> _DESCRIPTION OF THE TASK_
Could you return the data that follows exactly, minus the images?

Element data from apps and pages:
┄┄┄┄┄┄┄┄┄┄

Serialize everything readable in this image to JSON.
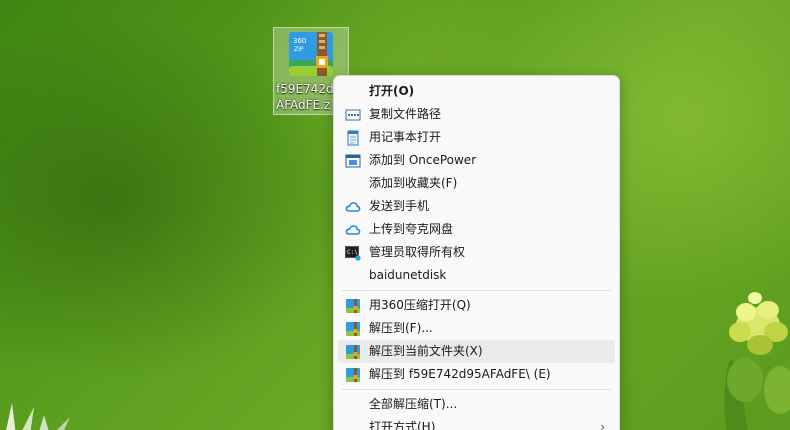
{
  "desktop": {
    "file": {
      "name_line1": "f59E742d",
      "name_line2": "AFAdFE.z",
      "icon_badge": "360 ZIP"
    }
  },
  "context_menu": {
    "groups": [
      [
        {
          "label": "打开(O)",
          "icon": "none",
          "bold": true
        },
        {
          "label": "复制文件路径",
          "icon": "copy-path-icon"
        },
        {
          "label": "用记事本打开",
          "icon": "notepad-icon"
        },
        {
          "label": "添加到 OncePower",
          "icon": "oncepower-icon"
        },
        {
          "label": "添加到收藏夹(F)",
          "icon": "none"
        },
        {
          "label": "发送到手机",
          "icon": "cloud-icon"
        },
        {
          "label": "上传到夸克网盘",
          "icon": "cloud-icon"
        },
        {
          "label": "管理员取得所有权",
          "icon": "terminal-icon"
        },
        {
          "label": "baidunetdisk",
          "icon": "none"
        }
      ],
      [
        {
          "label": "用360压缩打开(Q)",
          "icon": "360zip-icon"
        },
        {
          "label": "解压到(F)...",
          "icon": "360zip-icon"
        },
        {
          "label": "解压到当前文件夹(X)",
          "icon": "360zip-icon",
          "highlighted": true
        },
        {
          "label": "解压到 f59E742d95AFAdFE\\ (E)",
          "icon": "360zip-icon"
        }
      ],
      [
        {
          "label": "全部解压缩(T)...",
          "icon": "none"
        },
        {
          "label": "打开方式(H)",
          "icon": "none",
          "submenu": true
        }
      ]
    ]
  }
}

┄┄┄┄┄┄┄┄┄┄

> _EXERCISE RESULT_
Serialize everything readable in this image to JSON.
{
  "desktop": {
    "file": {
      "name_line1": "f59E742d",
      "name_line2": "AFAdFE.z",
      "icon_badge": "360 ZIP"
    }
  },
  "context_menu": {
    "groups": [
      [
        {
          "label": "打开(O)",
          "icon": "none",
          "bold": true
        },
        {
          "label": "复制文件路径",
          "icon": "copy-path-icon"
        },
        {
          "label": "用记事本打开",
          "icon": "notepad-icon"
        },
        {
          "label": "添加到 OncePower",
          "icon": "oncepower-icon"
        },
        {
          "label": "添加到收藏夹(F)",
          "icon": "none"
        },
        {
          "label": "发送到手机",
          "icon": "cloud-icon"
        },
        {
          "label": "上传到夸克网盘",
          "icon": "cloud-icon"
        },
        {
          "label": "管理员取得所有权",
          "icon": "terminal-icon"
        },
        {
          "label": "baidunetdisk",
          "icon": "none"
        }
      ],
      [
        {
          "label": "用360压缩打开(Q)",
          "icon": "360zip-icon"
        },
        {
          "label": "解压到(F)...",
          "icon": "360zip-icon"
        },
        {
          "label": "解压到当前文件夹(X)",
          "icon": "360zip-icon",
          "highlighted": true
        },
        {
          "label": "解压到 f59E742d95AFAdFE\\ (E)",
          "icon": "360zip-icon"
        }
      ],
      [
        {
          "label": "全部解压缩(T)...",
          "icon": "none"
        },
        {
          "label": "打开方式(H)",
          "icon": "none",
          "submenu": true
        }
      ]
    ]
  }
}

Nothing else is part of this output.